(MATERIAL TO PROCESS)
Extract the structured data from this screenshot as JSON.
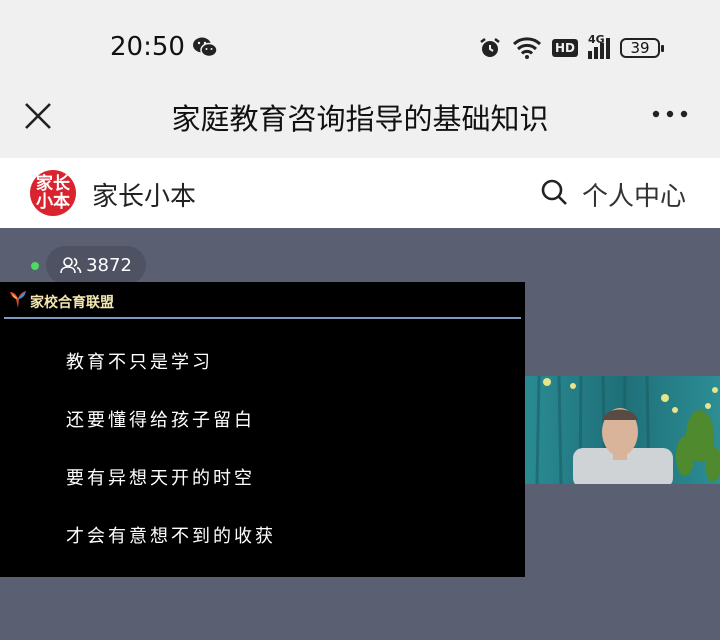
{
  "status_bar": {
    "time": "20:50",
    "network_label": "4G",
    "hd_label": "HD",
    "battery": "39",
    "icons": [
      "wechat-icon",
      "alarm-icon",
      "wifi-icon",
      "hd-icon",
      "signal-icon",
      "battery-icon"
    ]
  },
  "title_bar": {
    "title": "家庭教育咨询指导的基础知识",
    "close_icon": "close-icon",
    "more_icon": "more-icon"
  },
  "channel": {
    "logo_text_1": "家长",
    "logo_text_2": "小本",
    "name": "家长小本",
    "search_icon": "search-icon",
    "personal_center": "个人中心",
    "brand_color": "#d9232e"
  },
  "live": {
    "viewer_count": "3872",
    "live_indicator_color": "#4cd964",
    "slide": {
      "brand": "家校合育联盟",
      "lines": [
        "教育不只是学习",
        "还要懂得给孩子留白",
        "要有异想天开的时空",
        "才会有意想不到的收获"
      ]
    }
  }
}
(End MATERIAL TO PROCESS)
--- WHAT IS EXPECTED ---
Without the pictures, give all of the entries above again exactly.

--- EXERCISE RESULT ---
Extract the structured data from this screenshot as JSON.
{
  "status_bar": {
    "time": "20:50",
    "network_label": "4G",
    "hd_label": "HD",
    "battery": "39",
    "icons": [
      "wechat-icon",
      "alarm-icon",
      "wifi-icon",
      "hd-icon",
      "signal-icon",
      "battery-icon"
    ]
  },
  "title_bar": {
    "title": "家庭教育咨询指导的基础知识",
    "close_icon": "close-icon",
    "more_icon": "more-icon"
  },
  "channel": {
    "logo_text_1": "家长",
    "logo_text_2": "小本",
    "name": "家长小本",
    "search_icon": "search-icon",
    "personal_center": "个人中心",
    "brand_color": "#d9232e"
  },
  "live": {
    "viewer_count": "3872",
    "live_indicator_color": "#4cd964",
    "slide": {
      "brand": "家校合育联盟",
      "lines": [
        "教育不只是学习",
        "还要懂得给孩子留白",
        "要有异想天开的时空",
        "才会有意想不到的收获"
      ]
    }
  }
}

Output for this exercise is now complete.